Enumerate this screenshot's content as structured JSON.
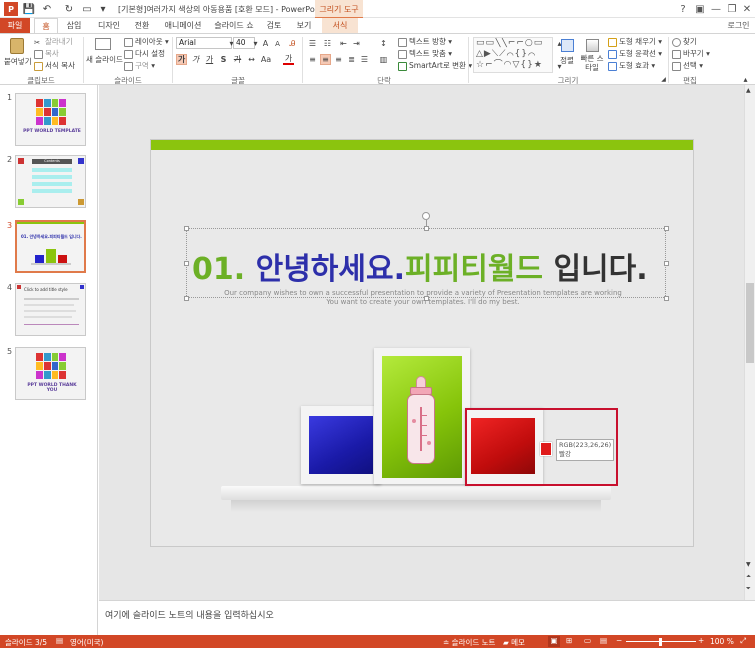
{
  "window": {
    "title": "[기본형]여러가지 색상의 아동용품 [호환 모드] - PowerPoint",
    "context_tab_group": "그리기 도구",
    "help": "?",
    "login": "로그인"
  },
  "tabs": [
    "파일",
    "홈",
    "삽입",
    "디자인",
    "전환",
    "애니메이션",
    "슬라이드 쇼",
    "검토",
    "보기",
    "서식"
  ],
  "ribbon": {
    "clipboard": {
      "paste": "붙여넣기",
      "cut": "잘라내기",
      "copy": "복사",
      "format_painter": "서식 복사",
      "label": "클립보드"
    },
    "slides": {
      "new_slide": "새 슬라이드",
      "layout": "레이아웃",
      "reset": "다시 설정",
      "section": "구역",
      "label": "슬라이드"
    },
    "font": {
      "name": "Arial",
      "size": "40",
      "label": "글꼴"
    },
    "paragraph": {
      "text_direction": "텍스트 방향",
      "align_text": "텍스트 맞춤",
      "smartart": "SmartArt로 변환",
      "label": "단락"
    },
    "drawing": {
      "arrange": "정렬",
      "quick_styles": "빠른 스타일",
      "shape_fill": "도형 채우기",
      "shape_outline": "도형 윤곽선",
      "shape_effects": "도형 효과",
      "label": "그리기"
    },
    "editing": {
      "find": "찾기",
      "replace": "바꾸기",
      "select": "선택",
      "label": "편집"
    }
  },
  "thumbnails": [
    {
      "num": "1",
      "caption": "PPT WORLD TEMPLATE"
    },
    {
      "num": "2",
      "caption": "Contents"
    },
    {
      "num": "3",
      "caption": "01. 안녕하세요.피피티월드 입니다."
    },
    {
      "num": "4",
      "caption": "Click to add title style"
    },
    {
      "num": "5",
      "caption": "PPT WORLD THANK YOU"
    }
  ],
  "slide": {
    "title_num": "01.",
    "title_part1": " 안녕하세요",
    "title_dot": ".",
    "title_part2": "피피티월드",
    "title_part3": " 입니다.",
    "subtitle_line1": "Our company wishes to own a successful presentation to provide a variety of Presentation  templates are working",
    "subtitle_line2": "You want to create your own templates. I'll do my best.",
    "tooltip_rgb": "RGB(223,26,26)",
    "tooltip_name": "빨강"
  },
  "notes": "여기에 슬라이드 노트의 내용을 입력하십시오",
  "status": {
    "slide": "슬라이드 3/5",
    "language": "영어(미국)",
    "notes": "슬라이드 노트",
    "comments": "메모",
    "zoom": "100 %"
  },
  "colors": {
    "accent": "#d24726",
    "green": "#8bc40e",
    "blue_title": "#2d2faa",
    "red_box": "#c8102e"
  }
}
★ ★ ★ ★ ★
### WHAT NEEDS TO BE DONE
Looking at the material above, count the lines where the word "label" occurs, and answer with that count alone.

### ANSWER SPACE
6